About the Warwick Sewer Authority

The Warwick Sewer Authority was created in 1962 by Rhode Island Public Law 1962, Chapter 254. Section 2—Sewers and Sewerage—of the Warwick Code of Ordinances incorporates the state enabling legislation for the Warwick Sewer Authority.

In the early 1960s when the City of Warwick (the City) began its planning for a wastewater collection and treatment system, it was the fourth largest City in the state with a population 68,504, Today, the City of Warwick is Rhode Island’s second largest city with a population in the year 2000 of 85,808.

In 1965, the treatment facility and a small core of a sewerage system was completed and brought on-line. The 4.5 million gallon per day secondary treatment facility was located on the banks of the Pawtuxet River on what would later become the western side of Interstate 95. The treatment facility was state of the art in 1965—an activated sludge secondary treatment facility designed to reduce suspended solids and organic loading to the then heavily-polluted Pawtuxet River.

In 1979, the Warwick Sewer Authority completed a comprehensive sewer facilities plan. This plane established the basic guide for the WSA sewering program over the next 10 years.

In 1989, the Rhode Island Department of Environmental Management (RIDEM) determined that the three communities for Warwick, West Warwick, and Cranston, all of which have wastewater treatment facilities that discharge treated sanitary wastes into the Pawtuxet River, to be in violation of their new Rhode Island Pollutant Discharge Elimination System (RIPDES) Permits. These new permits set strict limits on the discharge of metal, nitrogen, phosphorus and other materials that were not attainable with the existing secondary treatment facilities in each of these communities, In 1990, the RIDEM entered into “consent agreements” with each community, directing them to develop a plan and a program to achieve the allowable limits of discharges.

As a result, the Warwick Sewer Authority retained an engineer to prepare a plan and a program in accordance with the RIDEM order. This Facilities Plan updated the 1979 plan and addressed the following:

  • Estimate future flows to the treatment facility
  • Identify inflow and infiltration into the City’s sewer system
  • Analyze non-point pollution sources to the Pawtuxet River
  • Evaluate advanced (tertiary) treatment to remove phosphorus and nitrogen
  • Evaluate effluent disinfection alternatives
  • Evaluate alternative methods of treatment and disposal
  • Evaluate regional options for tertiary treatment and for outfall locations
  • Evaluate sludge management options

The plan was completed in 1992 and further amended in 1996 and in 2004 to incorporate new issues and projects that were identified. The plan defines the projects that continue to be developed to this day and for the foreseeable future.

In 1992 the RIDEM temporarily closed Greenwich Bay to shellfishing due to high levels of fecal coliform. Realizing the importance of environmental protection and the benefits associated with the use and enjoyment of this coastal resource, including shellfishing, the City drafted a “Greenwich Bay Reclamation Plan.” Portions of this plan identified critical sewering needs of the city in order to address environmental issues in Greenwich Bay.

After several smaller bond issues had been passed in previous years to support the sewer program and plans, in 1994, the City of Warwick voters approved the authorization of a $130 million general obligation bond to finance the mandated upgrades at the wastewater treatment facility and to expand the sewer system to virtually all areas of Warwick except those areas excluded by the Facilities Plan (the lower end of Warwick Neck, Cowesett and the non-contiguous portion of Warwick, Potowomut.)

In March, 2002, the Warwick Sewer Authority issued a notice to proceed to its contractor to begin construction on a $35 million dollar upgrade to its 40 year old wastewater treatment facility.
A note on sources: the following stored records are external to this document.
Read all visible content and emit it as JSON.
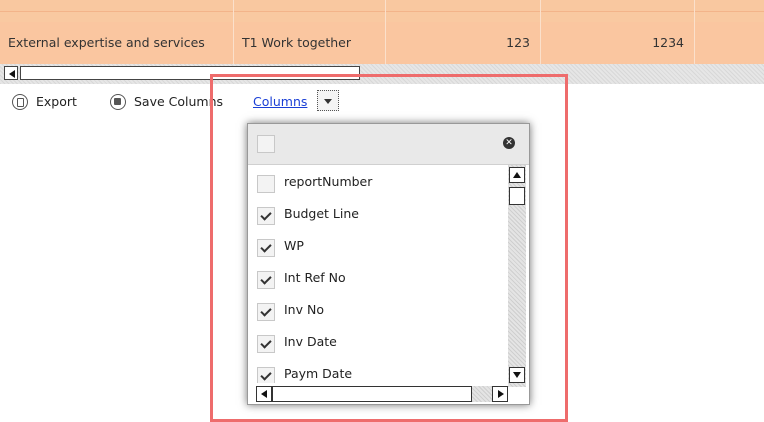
{
  "table": {
    "row": {
      "cost_category": "External expertise and services",
      "work_package": "T1 Work together",
      "value_1": "123",
      "value_2": "1234"
    },
    "row_color": "#fac6a0"
  },
  "toolbar": {
    "export_label": "Export",
    "save_columns_label": "Save Columns",
    "columns_label": "Columns"
  },
  "columns_popup": {
    "items": [
      {
        "label": "reportNumber",
        "checked": false
      },
      {
        "label": "Budget Line",
        "checked": true
      },
      {
        "label": "WP",
        "checked": true
      },
      {
        "label": "Int Ref No",
        "checked": true
      },
      {
        "label": "Inv No",
        "checked": true
      },
      {
        "label": "Inv Date",
        "checked": true
      },
      {
        "label": "Paym Date",
        "checked": true
      }
    ]
  },
  "highlight_color": "#ee6c6c"
}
Construction on this advanced wastewater treatment facility was completed in September, 2004—the first facility on the Pawtuxet River to complete its construction to meet the new mandate discharge limits for nitrogen and phosphorus.

On November 1, 2004, the new RIPDES permit limits became effective for the new wastewater treatment facility.

In 2004, the City of Warwick and the WSA continued their commitment to reduce water quality impacts on Greenwich and Narragansett Bays with the approval by the City Council of and ordinance authorizing the WSA to issue up to $50 million in revenue bonds to continue its capital plan. The WSA similarly approved a resolution supporting this revenue bond issuance as well. In 2005, Senator Jack Reed procured a $250,000 grant for the City of Warwick to perform a feasibility study on the sewering of Potowomut. This study is presently under way.